There have been allegations of a "cover up" after The Guardian reported that NHS England has been quietly reviewing how many patients had been affected by the error, which was discovered in March 2016.

Richard Vautrey, deputy chairman of the British Medical Association's GP committee, told the newspaper that patients could have been harmed by the failure, which began in 2011.

"This is a very serious incident, it should never have happened and it's an example of what happens when the NHS tries to cut costs by inviting private companies to do work which they don't do properly," he added.

The contents of the more than 500,000 misplaced messages ranged from blood and urine test results to cancer diagnoses.

The NHS is now spending millions of pounds assessing the scale of the situation and will probe whether the delays contributed to any patients' deaths, The Guardian said.

SBS, which is co-owned by the Department of Health and French company Sopra Steria, was operating a redirection service in the East Midlands, the South West and north-east London.

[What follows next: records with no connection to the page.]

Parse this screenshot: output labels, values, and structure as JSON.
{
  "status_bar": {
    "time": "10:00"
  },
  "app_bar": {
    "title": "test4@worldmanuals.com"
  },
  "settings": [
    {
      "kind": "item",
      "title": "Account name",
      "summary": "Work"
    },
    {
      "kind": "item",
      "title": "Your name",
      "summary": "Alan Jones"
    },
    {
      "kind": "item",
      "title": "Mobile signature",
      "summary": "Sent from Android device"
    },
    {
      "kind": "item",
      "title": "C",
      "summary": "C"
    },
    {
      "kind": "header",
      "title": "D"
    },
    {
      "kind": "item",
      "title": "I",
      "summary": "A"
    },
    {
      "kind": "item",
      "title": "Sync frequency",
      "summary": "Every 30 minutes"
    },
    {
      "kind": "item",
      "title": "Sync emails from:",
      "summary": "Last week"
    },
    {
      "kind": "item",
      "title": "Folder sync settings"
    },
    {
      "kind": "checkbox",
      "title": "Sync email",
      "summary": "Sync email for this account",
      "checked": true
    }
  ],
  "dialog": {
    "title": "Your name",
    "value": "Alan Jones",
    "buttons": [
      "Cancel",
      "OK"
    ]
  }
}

The issue relates to patients' documents not being forwarded after they were sent to practices where the patient was not known or had moved away.

Liberal Democrat leader Tim Farron said: "This looks, to me, like a cover up. (Health Secretary) Jeremy Hunt has serious questions to answer.

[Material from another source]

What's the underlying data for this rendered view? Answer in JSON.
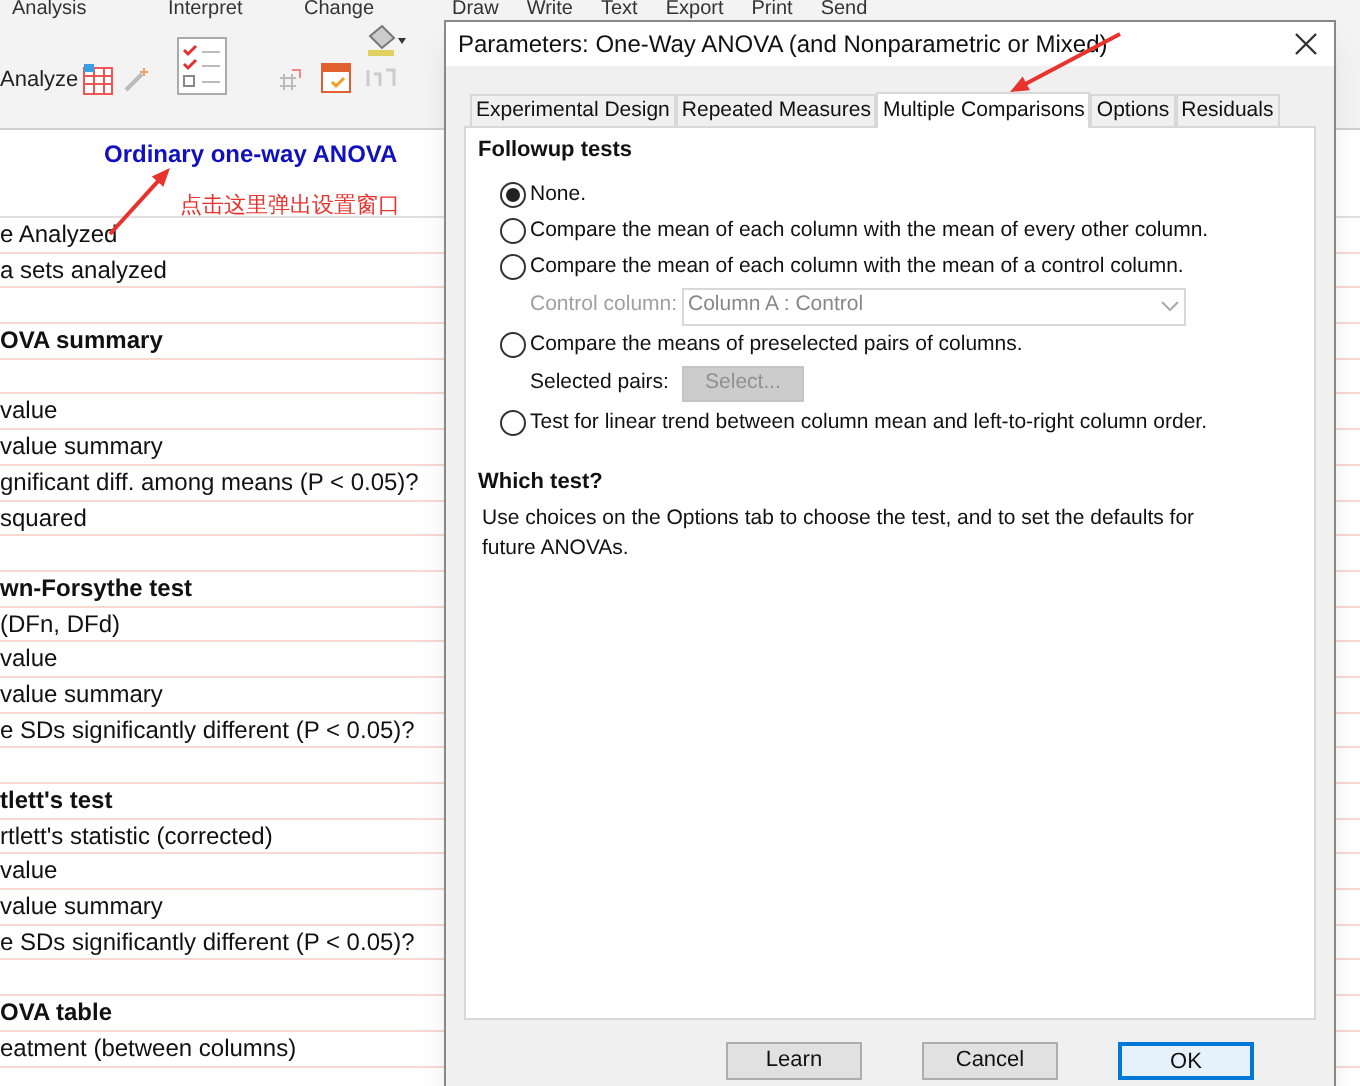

"This is a staggering loss of personal, private data. This colossal loss of vital material may well have crucially impacted on a patient's treatment.

"I worry that while all this correspondence - including test results - has gathered dust, patients been put at risk.

"People could have died as a result of this, and so we need to know who knew what and when."

Shadow health secretary Jonathan Ashworth described the "astonishing" failure as an "absolute scandal".

"Patient safety will have been put seriously at risk as a result of this staggering incompetence," he added.

"Jeremy Hunt now needs to tell the whole truth of why patient safety has been put at risk in this way."

An NHS England spokesman said: "Some correspondence forwarded to SBS between 2011-2016 was not redirected or forwarded by them to GP surgeries or linked to the medical record when the sender sent correspondence to the wrong GP or the patient changed practice.

"A team including clinical experts has reviewed that old correspondence and it has now all been delivered wherever possible to the correct practice.

"SBS have expressed regret for this situation."